Armenian Translation of The Archaeology of Knowledge by Michel Foucault has been published
In the framework of the Calouste Gulbenkian Translation Series “L’Archéologie du savoir” (The Archaeology of Knowledge) by Michael Foucault has been published.
The book can be found at the Western Armenian Corner at the Artbridge bookstore café and at other bookstores in Yerevan.
Translator – Nazaret Karoyan
Editor – Marc Nichanian
Publisher – Zangak Publishing House
Read below biographies of the translator and the editor, as well as short information about the author and the book.
Nazaret Karoyan , an art critic and curator and translator has been the President of AICA-Armenia for the period of 200a long period of time. Nazaret has been the co-curator of National Pavilion of Armenia at the 54th Venice Biennale. Curated and coordinated about two dozen exhibitions in Armenia and abroad. Edited a number of catalogues on Contemporary Armenian artists, Bilingual book։ D’Armenie(With Dominique Abensour). Core of his Critical texts are socio-political transformations and its reflections at post soviet Armenian Art, as well as the problems associated to the Artistic Exchange with Europe.

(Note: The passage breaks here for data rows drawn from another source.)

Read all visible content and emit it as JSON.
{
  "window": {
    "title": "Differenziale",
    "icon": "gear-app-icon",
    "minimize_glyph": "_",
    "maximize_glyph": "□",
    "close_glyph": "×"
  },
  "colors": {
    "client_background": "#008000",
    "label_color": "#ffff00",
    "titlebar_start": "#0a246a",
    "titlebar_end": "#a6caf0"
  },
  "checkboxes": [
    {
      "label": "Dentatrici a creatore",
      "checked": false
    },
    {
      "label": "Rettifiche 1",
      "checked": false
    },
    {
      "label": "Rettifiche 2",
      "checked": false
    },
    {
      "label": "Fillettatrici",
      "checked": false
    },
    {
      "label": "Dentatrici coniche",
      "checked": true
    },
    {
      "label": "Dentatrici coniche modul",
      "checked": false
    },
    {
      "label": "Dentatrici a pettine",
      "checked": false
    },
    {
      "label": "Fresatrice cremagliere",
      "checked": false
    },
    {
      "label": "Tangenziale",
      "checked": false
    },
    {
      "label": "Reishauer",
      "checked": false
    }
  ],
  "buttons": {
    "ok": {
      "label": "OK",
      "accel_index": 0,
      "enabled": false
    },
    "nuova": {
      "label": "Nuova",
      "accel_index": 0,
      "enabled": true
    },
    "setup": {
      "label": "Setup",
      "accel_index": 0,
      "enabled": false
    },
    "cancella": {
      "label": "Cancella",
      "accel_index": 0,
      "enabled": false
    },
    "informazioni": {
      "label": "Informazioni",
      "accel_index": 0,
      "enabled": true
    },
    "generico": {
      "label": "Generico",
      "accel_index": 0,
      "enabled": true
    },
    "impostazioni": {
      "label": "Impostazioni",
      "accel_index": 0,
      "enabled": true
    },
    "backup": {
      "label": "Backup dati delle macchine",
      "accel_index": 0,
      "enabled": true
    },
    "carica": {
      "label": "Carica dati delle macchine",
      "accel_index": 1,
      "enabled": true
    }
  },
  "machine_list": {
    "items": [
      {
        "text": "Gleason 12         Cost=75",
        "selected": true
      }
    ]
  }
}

Nazaret was awarded Chevaliers des arts et lettres (Ordre de Gouvernement de France).
Marc Nichanian, a philosopher, literary critic and translator. Nichanian was born in France, and specialized in Armenian Studies and Philosophy. Nichanian has taught at a number of outstanding Universities in France, Italy, the USA, Turkey and Armenia. He has a long bibliography of published books, both translations and his own works on literature, philosophy, and the humanities. In 1980, he founded KAM (ԿԱՄ), an analytical journal, which has been published with interruptions between 1980 and 1986, then in 2000’s, and is currently being published again since 2020. Nichanian now resides in Lisbon, Portugal. You can read the introduction to the translation by Marc Nichanian here.
Michel Foucault (1926–1984) was a French historian and philosopher, associated with the structuralist and post-structuralist movements. He has had strong influence not only (or even primarily) in philosophy but also in a wide range of humanistic and social scientific disciplines.
As a student he was brilliant but psychologically tormented. He became academically established during the 1960s, holding a series of positions at French universities, before his election in 1969 to the ultra-prestigious Collège de France, where he was Professor of the History of Systems of Thought until his death. From the 1970s on, Foucault was very active politically. He was a founder of the Groupe d’information sur les prisons and often protested on behalf of marginalized groups. He frequently lectured outside France, particularly in the United States, and in 1983 had agreed to teach annually at the University of California at Berkeley. An early victim of AIDS, Foucault died in Paris on June 25, 1984.
Foucault’s academic formation was in psychology and its history as well as in philosophy, his books were mostly histories of medical and social sciences, his passions were literary and political. Nonetheless, almost all of Foucault’s works can be fruitfully read as philosophical in either or both of two ways: as carrying out philosophy’s traditional critical project in a new (historical) manner; and as a critical engagement with the thought of traditional philosophers.
Source https://plato.stanford.edu/entries/foucault/ Stanford Encyclopedia of Philosophy
About the Book
Madness, sexuality, power, knowledge—are these facts of life or simply parts of speech? In a series of works of astonishing brilliance, historian Michel Foucault excavated the hidden assumptions that govern the way we live and the way we think.
The Archaeology of Knowledge begins at the level of “things aid” and moves quickly to illuminate the connections between knowledge, language, and action in a style at once profound and personal. A summing up of Foucault’s own methodological assumptions, this book is also a first step toward a genealogy of the way we live now.
The philosopher Gilles Deleuze describes The Archaeology of Knowledge as, “the most decisive step yet taken in the theory-practice of multiplicities.”